▶ _WHAT THIS TASK INVOLVES_: Print the records exactly. Every mark must remain.

▶ _SUPPLIED DATA_:

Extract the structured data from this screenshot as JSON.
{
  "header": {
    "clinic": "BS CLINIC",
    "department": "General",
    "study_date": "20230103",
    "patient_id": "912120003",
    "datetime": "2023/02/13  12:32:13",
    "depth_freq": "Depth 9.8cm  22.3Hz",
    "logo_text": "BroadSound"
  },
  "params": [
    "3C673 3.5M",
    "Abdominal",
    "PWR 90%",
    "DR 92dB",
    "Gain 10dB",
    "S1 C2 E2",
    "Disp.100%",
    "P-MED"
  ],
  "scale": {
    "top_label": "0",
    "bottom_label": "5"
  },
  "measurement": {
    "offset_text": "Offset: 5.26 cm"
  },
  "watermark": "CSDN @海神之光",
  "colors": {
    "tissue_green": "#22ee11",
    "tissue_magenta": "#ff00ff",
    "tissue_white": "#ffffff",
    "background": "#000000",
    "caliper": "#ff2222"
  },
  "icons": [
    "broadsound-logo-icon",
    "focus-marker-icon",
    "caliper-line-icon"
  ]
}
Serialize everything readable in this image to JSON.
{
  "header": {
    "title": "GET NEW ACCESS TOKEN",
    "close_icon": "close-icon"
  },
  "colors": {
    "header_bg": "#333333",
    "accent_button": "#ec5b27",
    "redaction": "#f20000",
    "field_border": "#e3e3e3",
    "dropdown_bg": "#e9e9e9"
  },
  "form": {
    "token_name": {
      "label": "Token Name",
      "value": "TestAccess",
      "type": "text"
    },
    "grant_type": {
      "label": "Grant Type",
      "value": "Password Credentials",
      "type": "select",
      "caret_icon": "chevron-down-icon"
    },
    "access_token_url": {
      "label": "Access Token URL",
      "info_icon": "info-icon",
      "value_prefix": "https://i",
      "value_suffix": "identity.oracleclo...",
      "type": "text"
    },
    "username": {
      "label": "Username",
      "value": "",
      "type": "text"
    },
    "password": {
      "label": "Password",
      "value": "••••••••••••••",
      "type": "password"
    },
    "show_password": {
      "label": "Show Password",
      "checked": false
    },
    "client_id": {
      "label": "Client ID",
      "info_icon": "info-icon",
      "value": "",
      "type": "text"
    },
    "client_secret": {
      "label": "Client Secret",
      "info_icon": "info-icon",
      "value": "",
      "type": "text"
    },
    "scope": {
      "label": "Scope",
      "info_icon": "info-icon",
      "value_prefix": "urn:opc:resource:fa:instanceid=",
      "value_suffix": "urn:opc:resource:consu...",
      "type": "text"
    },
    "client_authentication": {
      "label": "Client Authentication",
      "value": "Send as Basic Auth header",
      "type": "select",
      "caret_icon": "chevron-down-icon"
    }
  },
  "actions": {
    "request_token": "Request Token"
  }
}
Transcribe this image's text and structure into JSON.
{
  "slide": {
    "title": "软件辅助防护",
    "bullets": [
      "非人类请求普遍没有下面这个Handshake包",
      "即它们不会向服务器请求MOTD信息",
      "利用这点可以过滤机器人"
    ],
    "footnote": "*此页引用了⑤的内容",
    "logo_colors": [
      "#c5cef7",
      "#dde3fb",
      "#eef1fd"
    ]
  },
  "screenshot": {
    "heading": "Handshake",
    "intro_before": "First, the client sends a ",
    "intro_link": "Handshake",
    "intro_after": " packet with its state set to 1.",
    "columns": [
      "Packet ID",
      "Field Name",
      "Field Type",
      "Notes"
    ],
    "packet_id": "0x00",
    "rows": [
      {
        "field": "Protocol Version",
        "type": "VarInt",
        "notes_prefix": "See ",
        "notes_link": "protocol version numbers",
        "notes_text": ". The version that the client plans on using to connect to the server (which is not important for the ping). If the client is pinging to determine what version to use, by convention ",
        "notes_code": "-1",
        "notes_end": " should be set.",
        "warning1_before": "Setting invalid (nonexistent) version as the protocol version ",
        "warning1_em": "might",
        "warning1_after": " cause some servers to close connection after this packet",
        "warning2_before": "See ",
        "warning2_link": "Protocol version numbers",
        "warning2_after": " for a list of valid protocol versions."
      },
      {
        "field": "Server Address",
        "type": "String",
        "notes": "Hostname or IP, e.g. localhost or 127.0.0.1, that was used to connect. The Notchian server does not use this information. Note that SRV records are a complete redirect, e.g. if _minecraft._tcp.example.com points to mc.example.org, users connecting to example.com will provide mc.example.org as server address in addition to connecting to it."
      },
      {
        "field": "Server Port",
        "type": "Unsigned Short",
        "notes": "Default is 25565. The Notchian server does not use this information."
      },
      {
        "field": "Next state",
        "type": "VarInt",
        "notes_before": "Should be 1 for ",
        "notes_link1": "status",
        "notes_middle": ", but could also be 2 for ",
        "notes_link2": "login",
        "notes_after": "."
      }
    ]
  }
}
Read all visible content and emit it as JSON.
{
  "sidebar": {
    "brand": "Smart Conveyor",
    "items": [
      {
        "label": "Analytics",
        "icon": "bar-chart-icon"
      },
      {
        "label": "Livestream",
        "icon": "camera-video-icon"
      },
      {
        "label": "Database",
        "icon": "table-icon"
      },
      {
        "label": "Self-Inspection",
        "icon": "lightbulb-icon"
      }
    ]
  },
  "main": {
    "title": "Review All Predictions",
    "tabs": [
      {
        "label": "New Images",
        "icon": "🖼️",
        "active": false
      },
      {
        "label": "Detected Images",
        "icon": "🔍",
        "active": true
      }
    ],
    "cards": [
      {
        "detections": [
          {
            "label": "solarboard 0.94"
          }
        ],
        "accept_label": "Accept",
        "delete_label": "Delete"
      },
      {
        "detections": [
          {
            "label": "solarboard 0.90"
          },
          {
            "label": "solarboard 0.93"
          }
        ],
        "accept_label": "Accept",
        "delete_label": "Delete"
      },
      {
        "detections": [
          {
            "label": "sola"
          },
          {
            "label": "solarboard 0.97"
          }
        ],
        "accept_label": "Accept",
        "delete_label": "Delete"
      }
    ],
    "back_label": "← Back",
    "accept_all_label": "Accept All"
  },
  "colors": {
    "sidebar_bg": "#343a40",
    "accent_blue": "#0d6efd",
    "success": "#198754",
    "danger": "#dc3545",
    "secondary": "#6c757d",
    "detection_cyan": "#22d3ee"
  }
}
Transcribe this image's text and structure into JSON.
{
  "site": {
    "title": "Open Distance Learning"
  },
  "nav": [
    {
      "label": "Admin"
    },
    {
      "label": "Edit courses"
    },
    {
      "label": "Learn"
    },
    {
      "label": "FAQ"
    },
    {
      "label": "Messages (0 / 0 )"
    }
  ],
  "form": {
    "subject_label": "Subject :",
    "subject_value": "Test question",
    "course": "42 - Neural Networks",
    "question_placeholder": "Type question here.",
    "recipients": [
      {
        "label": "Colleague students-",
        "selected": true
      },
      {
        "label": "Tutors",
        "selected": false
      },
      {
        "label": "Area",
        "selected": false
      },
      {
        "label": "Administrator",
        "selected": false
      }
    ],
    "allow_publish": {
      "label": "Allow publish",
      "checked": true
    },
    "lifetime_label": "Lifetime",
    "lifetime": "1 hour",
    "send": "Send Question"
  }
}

▶ _REPLY TO THE TASK_:
Extract the structured data from this screenshot as JSON.
{
  "header": {
    "clinic": "BS CLINIC",
    "department": "General",
    "study_date": "20230103",
    "patient_id": "912120003",
    "datetime": "2023/02/13  12:32:13",
    "depth_freq": "Depth 9.8cm  22.3Hz",
    "logo_text": "BroadSound"
  },
  "params": [
    "3C673 3.5M",
    "Abdominal",
    "PWR 90%",
    "DR 92dB",
    "Gain 10dB",
    "S1 C2 E2",
    "Disp.100%",
    "P-MED"
  ],
  "scale": {
    "top_label": "0",
    "bottom_label": "5"
  },
  "measurement": {
    "offset_text": "Offset: 5.26 cm"
  },
  "watermark": "CSDN @海神之光",
  "colors": {
    "tissue_green": "#22ee11",
    "tissue_magenta": "#ff00ff",
    "tissue_white": "#ffffff",
    "background": "#000000",
    "caliper": "#ff2222"
  },
  "icons": [
    "broadsound-logo-icon",
    "focus-marker-icon",
    "caliper-line-icon"
  ]
}
Serialize everything readable in this image to JSON.
{
  "header": {
    "title": "GET NEW ACCESS TOKEN",
    "close_icon": "close-icon"
  },
  "colors": {
    "header_bg": "#333333",
    "accent_button": "#ec5b27",
    "redaction": "#f20000",
    "field_border": "#e3e3e3",
    "dropdown_bg": "#e9e9e9"
  },
  "form": {
    "token_name": {
      "label": "Token Name",
      "value": "TestAccess",
      "type": "text"
    },
    "grant_type": {
      "label": "Grant Type",
      "value": "Password Credentials",
      "type": "select",
      "caret_icon": "chevron-down-icon"
    },
    "access_token_url": {
      "label": "Access Token URL",
      "info_icon": "info-icon",
      "value_prefix": "https://i",
      "value_suffix": "identity.oracleclo...",
      "type": "text"
    },
    "username": {
      "label": "Username",
      "value": "",
      "type": "text"
    },
    "password": {
      "label": "Password",
      "value": "••••••••••••••",
      "type": "password"
    },
    "show_password": {
      "label": "Show Password",
      "checked": false
    },
    "client_id": {
      "label": "Client ID",
      "info_icon": "info-icon",
      "value": "",
      "type": "text"
    },
    "client_secret": {
      "label": "Client Secret",
      "info_icon": "info-icon",
      "value": "",
      "type": "text"
    },
    "scope": {
      "label": "Scope",
      "info_icon": "info-icon",
      "value_prefix": "urn:opc:resource:fa:instanceid=",
      "value_suffix": "urn:opc:resource:consu...",
      "type": "text"
    },
    "client_authentication": {
      "label": "Client Authentication",
      "value": "Send as Basic Auth header",
      "type": "select",
      "caret_icon": "chevron-down-icon"
    }
  },
  "actions": {
    "request_token": "Request Token"
  }
}
Transcribe this image's text and structure into JSON.
{
  "slide": {
    "title": "软件辅助防护",
    "bullets": [
      "非人类请求普遍没有下面这个Handshake包",
      "即它们不会向服务器请求MOTD信息",
      "利用这点可以过滤机器人"
    ],
    "footnote": "*此页引用了⑤的内容",
    "logo_colors": [
      "#c5cef7",
      "#dde3fb",
      "#eef1fd"
    ]
  },
  "screenshot": {
    "heading": "Handshake",
    "intro_before": "First, the client sends a ",
    "intro_link": "Handshake",
    "intro_after": " packet with its state set to 1.",
    "columns": [
      "Packet ID",
      "Field Name",
      "Field Type",
      "Notes"
    ],
    "packet_id": "0x00",
    "rows": [
      {
        "field": "Protocol Version",
        "type": "VarInt",
        "notes_prefix": "See ",
        "notes_link": "protocol version numbers",
        "notes_text": ". The version that the client plans on using to connect to the server (which is not important for the ping). If the client is pinging to determine what version to use, by convention ",
        "notes_code": "-1",
        "notes_end": " should be set.",
        "warning1_before": "Setting invalid (nonexistent) version as the protocol version ",
        "warning1_em": "might",
        "warning1_after": " cause some servers to close connection after this packet",
        "warning2_before": "See ",
        "warning2_link": "Protocol version numbers",
        "warning2_after": " for a list of valid protocol versions."
      },
      {
        "field": "Server Address",
        "type": "String",
        "notes": "Hostname or IP, e.g. localhost or 127.0.0.1, that was used to connect. The Notchian server does not use this information. Note that SRV records are a complete redirect, e.g. if _minecraft._tcp.example.com points to mc.example.org, users connecting to example.com will provide mc.example.org as server address in addition to connecting to it."
      },
      {
        "field": "Server Port",
        "type": "Unsigned Short",
        "notes": "Default is 25565. The Notchian server does not use this information."
      },
      {
        "field": "Next state",
        "type": "VarInt",
        "notes_before": "Should be 1 for ",
        "notes_link1": "status",
        "notes_middle": ", but could also be 2 for ",
        "notes_link2": "login",
        "notes_after": "."
      }
    ]
  }
}
Read all visible content and emit it as JSON.
{
  "sidebar": {
    "brand": "Smart Conveyor",
    "items": [
      {
        "label": "Analytics",
        "icon": "bar-chart-icon"
      },
      {
        "label": "Livestream",
        "icon": "camera-video-icon"
      },
      {
        "label": "Database",
        "icon": "table-icon"
      },
      {
        "label": "Self-Inspection",
        "icon": "lightbulb-icon"
      }
    ]
  },
  "main": {
    "title": "Review All Predictions",
    "tabs": [
      {
        "label": "New Images",
        "icon": "🖼️",
        "active": false
      },
      {
        "label": "Detected Images",
        "icon": "🔍",
        "active": true
      }
    ],
    "cards": [
      {
        "detections": [
          {
            "label": "solarboard 0.94"
          }
        ],
        "accept_label": "Accept",
        "delete_label": "Delete"
      },
      {
        "detections": [
          {
            "label": "solarboard 0.90"
          },
          {
            "label": "solarboard 0.93"
          }
        ],
        "accept_label": "Accept",
        "delete_label": "Delete"
      },
      {
        "detections": [
          {
            "label": "sola"
          },
          {
            "label": "solarboard 0.97"
          }
        ],
        "accept_label": "Accept",
        "delete_label": "Delete"
      }
    ],
    "back_label": "← Back",
    "accept_all_label": "Accept All"
  },
  "colors": {
    "sidebar_bg": "#343a40",
    "accent_blue": "#0d6efd",
    "success": "#198754",
    "danger": "#dc3545",
    "secondary": "#6c757d",
    "detection_cyan": "#22d3ee"
  }
}
Transcribe this image's text and structure into JSON.
{
  "site": {
    "title": "Open Distance Learning"
  },
  "nav": [
    {
      "label": "Admin"
    },
    {
      "label": "Edit courses"
    },
    {
      "label": "Learn"
    },
    {
      "label": "FAQ"
    },
    {
      "label": "Messages (0 / 0 )"
    }
  ],
  "form": {
    "subject_label": "Subject :",
    "subject_value": "Test question",
    "course": "42 - Neural Networks",
    "question_placeholder": "Type question here.",
    "recipients": [
      {
        "label": "Colleague students-",
        "selected": true
      },
      {
        "label": "Tutors",
        "selected": false
      },
      {
        "label": "Area",
        "selected": false
      },
      {
        "label": "Administrator",
        "selected": false
      }
    ],
    "allow_publish": {
      "label": "Allow publish",
      "checked": true
    },
    "lifetime_label": "Lifetime",
    "lifetime": "1 hour",
    "send": "Send Question"
  }
}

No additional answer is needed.